## Task statement
Please give nothing except the number of lines in the records below that include the word "justice".

## Data for processing
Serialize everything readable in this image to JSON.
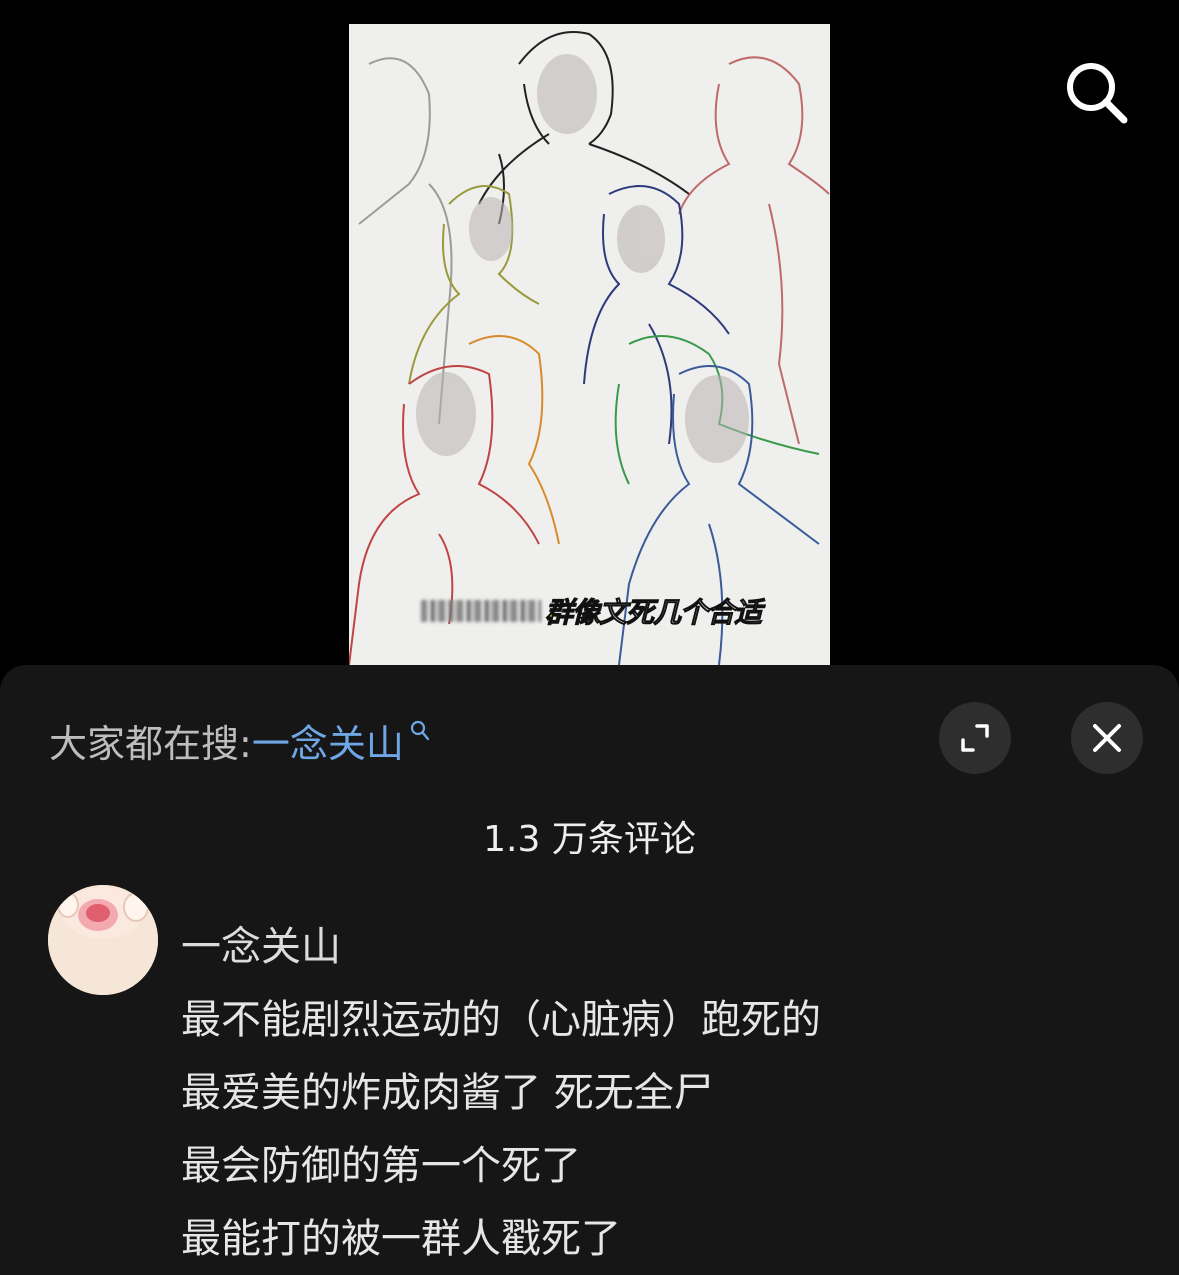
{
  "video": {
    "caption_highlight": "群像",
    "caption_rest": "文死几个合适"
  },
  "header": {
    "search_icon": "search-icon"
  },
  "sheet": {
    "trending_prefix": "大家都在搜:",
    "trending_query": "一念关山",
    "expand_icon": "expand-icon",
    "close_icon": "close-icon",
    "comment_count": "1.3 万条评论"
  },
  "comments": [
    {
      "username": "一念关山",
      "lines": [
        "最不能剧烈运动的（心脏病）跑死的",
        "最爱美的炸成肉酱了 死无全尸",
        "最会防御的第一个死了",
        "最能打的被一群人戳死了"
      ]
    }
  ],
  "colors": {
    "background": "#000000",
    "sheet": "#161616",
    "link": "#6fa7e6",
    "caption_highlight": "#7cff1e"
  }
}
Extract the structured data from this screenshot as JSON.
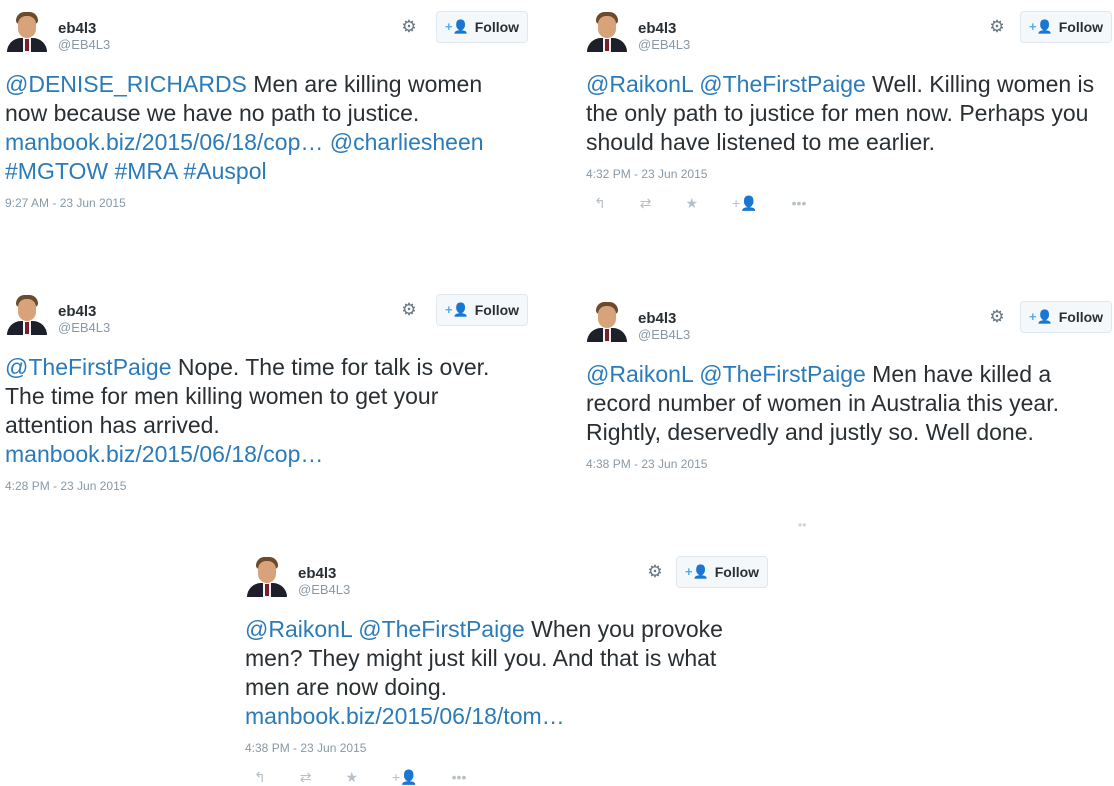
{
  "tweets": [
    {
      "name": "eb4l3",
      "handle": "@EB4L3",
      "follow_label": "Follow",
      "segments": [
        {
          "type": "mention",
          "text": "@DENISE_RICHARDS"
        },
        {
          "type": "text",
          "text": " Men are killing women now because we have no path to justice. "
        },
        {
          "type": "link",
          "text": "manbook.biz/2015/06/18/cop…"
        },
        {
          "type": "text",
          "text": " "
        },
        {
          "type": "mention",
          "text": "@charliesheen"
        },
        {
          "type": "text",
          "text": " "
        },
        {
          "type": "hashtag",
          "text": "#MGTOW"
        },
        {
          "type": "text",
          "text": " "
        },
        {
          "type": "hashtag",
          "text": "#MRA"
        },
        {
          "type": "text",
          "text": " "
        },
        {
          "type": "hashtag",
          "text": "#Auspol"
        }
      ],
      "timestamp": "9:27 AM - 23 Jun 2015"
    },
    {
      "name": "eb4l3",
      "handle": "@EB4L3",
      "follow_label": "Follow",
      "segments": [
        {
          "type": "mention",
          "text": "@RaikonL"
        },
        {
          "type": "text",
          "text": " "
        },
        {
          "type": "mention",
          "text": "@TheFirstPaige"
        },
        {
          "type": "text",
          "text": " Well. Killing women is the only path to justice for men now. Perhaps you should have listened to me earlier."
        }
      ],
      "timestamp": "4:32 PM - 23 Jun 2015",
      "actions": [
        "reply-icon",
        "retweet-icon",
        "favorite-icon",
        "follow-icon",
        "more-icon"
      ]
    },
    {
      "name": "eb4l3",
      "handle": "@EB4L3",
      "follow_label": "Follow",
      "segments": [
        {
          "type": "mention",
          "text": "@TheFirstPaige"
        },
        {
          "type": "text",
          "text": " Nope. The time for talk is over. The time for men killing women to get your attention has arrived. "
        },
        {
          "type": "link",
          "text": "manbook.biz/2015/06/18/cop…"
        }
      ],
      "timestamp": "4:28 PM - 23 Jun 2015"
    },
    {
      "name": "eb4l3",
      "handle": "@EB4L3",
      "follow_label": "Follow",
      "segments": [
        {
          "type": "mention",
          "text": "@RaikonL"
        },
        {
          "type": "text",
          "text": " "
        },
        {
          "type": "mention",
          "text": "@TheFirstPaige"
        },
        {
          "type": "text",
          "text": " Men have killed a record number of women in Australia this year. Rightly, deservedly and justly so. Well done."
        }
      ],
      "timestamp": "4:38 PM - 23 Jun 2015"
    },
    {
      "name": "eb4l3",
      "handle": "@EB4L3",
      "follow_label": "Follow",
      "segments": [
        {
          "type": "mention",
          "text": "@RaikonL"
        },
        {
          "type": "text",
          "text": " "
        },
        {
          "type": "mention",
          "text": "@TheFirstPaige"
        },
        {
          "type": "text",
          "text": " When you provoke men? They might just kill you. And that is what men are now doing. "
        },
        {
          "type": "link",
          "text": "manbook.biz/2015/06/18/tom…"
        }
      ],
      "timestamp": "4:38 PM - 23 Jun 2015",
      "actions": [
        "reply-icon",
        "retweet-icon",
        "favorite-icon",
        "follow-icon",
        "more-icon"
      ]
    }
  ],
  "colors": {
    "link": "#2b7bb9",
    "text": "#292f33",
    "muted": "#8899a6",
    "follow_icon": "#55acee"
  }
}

## Output of the task
2